It is good to see some numbers on land area required for renewable energy in Taiwan. However, I think it is optimistic to think that land could be easily acquired on this scale. There is already considerable conflict over the acquisition of land for so-called "science parks". It is also important to remember that land acquisitions would also have negative impacts on Taiwan's agricultural production and undermine food security.

The conflict over the wind farm in Miaoli is related to the turbines being located too close to residences. If a buffer of 500 to 800 metres were applied to wind farms then this would mean Taiwan's potential for development of wind power is not as great as it seems.

I am all in favour of renewable energy, but there are major obstacles to its development in Taiwan compared with places like Australia or the USA.

Michael Turton said...

David, the conflict over the wind turbines is related to something else. I am still working on proving it.

Land for turbines or other renewable energy projects will have zero impact on Taiwan's food security. There are thousands of hectares out of production due to Taiwan's agreements with the US on rice imports and other factors. Land for renewables constitutes a tiny tiny fraction of that.

Moreover, land conflicts for the science parks are partly disguised conflicts over access to water, an issue that does not occur with turbines.

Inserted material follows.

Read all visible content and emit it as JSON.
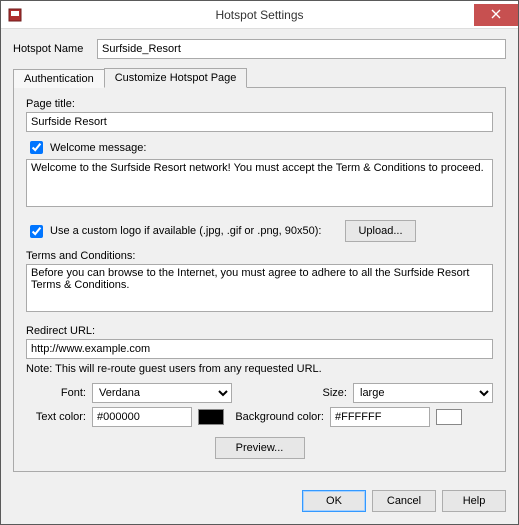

I agree that it will be difficult to acquire land on the scale required, even though it is not large. As the Miaoli stupidity shows, protests are easily summoned over the flimsiest of bullshit.


Mike Fagan said...

The use of molten salts (or ammonia) does appear to be a big step forward for solar thermal; 15 hours of storage would allow the array to keep supplying electricity 24/7 so long as the weather remains conducive. The old joke that solar power can't be introduced overnight can then be retired. But 15 hours of storage is still not quite the same as a spinning reserve from a fossil fuel plant.

One thing the cheerleaders who wrote that article seem to have neglected in their enthusiasm (unless I've missed it) is that the cost reductions in solar power should make competition among manufacturers more intense and therefore ensure the industry remains low-margin. That spells subsidies.

Assuming improvements in other tech (esp in air conditioners and washing machines) will further complement the use of solar PV over grid, particularly in countryside areas where power lines are more vulnerable to damage, then it might be that grid reliance for residential use will rapidly decline.